Chuck Grassley is determined to lower drug prices. The Iowa senator has spent the past few months rallying support for the Prescription Drug Pricing Reduction Act, a bill he co-authored with fellow Senate Finance
Unfortunately, the Senate Finance Committee’s plan would not achieve the “real progress” Grassley has promised. Instead, the bill would impose a slew of new taxes on innovators. These penalties would stall future drug development and deprive Americans of lifesaving cures — all without reducing patients’ out-of-pocket costs.
The Senate Finance Committee’
Part D is a free-market success story. Instead of administering the benefit directly, Uncle Sam subsidizes private insurers who sell plans to beneficiaries. Since these insurers compete for customers, they have every incentive to keep costs low. As a result, Part D cost nearly $350 billion less over its first 10 years than the Congressional Budget Office originally estimated.
Unfortunately, the Senate Finance Committee
The bill’s most egregious penalty might be the 20 percent tax it would impose on manufacturers for drugs sold in Part D’s catastrophic phase. Right now, once Part D enrollees spend $5,100 out of pocket, the government and insurers will pay for 95 percent of each drug they take. The Senate package would force drug manufacturers to pick up the majority of that tab, which would cost biopharmaceutical firms $55 billion over the next 10 years.
This massive tax would save the government money, but it wouldn’t do much for patients. If the 20 percent manufacturer liability takes effect, 98 percent of Medicare beneficiaries won’t see a reduction in their pharmacy bills. Some could even face increased out-of-pocket costs.
Over time, this bill would harm patients even further by making it harder to fund drug research.
It takes around $2.6 billion on average for researchers to bring just one new treatment to market. Scientists rely on the revenue from successful drugs to recoup their investments and fund future research projects.
The myriad taxes in the Senate bill would impede manufacturers’ ability to earn back their development costs or turn a profit. That would make it difficult for these firms to attract the investment they need to research and develop new treatments. Without that funding, scientists would have to abandon the 4,500 drugs currently being developed for cancer, Alzheimer’s and other diseases.
This is exactly what happened to researchers in Europe. In the 1970s, the continent produced half of the world’s medicines. But over the years, drug makers’ revenues began to decline as European governments increasingly set artificially low drug prices. Today, Europe produces just a third of all new medicines worldwide.
The Senate package wouldn’t just hurt patients. The pharmaceutical sector supports close to 5 million jobs and contributes more than $1 trillion in economic output each year.
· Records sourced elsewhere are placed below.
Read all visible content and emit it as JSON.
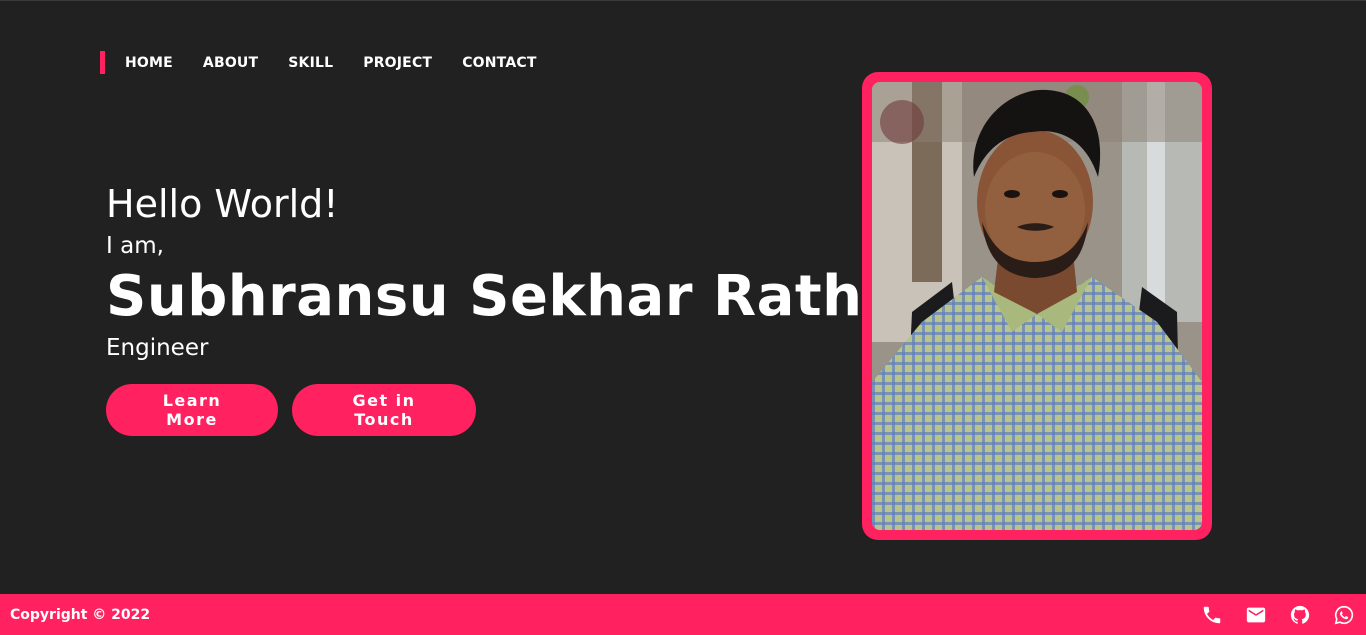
{
  "nav": {
    "items": [
      {
        "label": "HOME"
      },
      {
        "label": "ABOUT"
      },
      {
        "label": "SKILL"
      },
      {
        "label": "PROJECT"
      },
      {
        "label": "CONTACT"
      }
    ]
  },
  "hero": {
    "greeting": "Hello World!",
    "intro": "I am,",
    "name": "Subhransu Sekhar Rath",
    "role": "Engineer",
    "learn_more_label": "Learn More",
    "get_in_touch_label": "Get in Touch"
  },
  "photo": {
    "alt": "Portrait photo"
  },
  "footer": {
    "copyright": "Copyright © 2022",
    "social_icons": [
      "phone-icon",
      "mail-icon",
      "github-icon",
      "whatsapp-icon"
    ]
  },
  "colors": {
    "background": "#212121",
    "accent": "#ff2160",
    "text": "#ffffff"
  }
}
Once taxes start depleting their revenue, these firms will have to cut jobs. Nearly half of drug firms said that reductions in research and development could lead to layoffs and facility closures, according to a recent poll.
The Senate Finance Committee’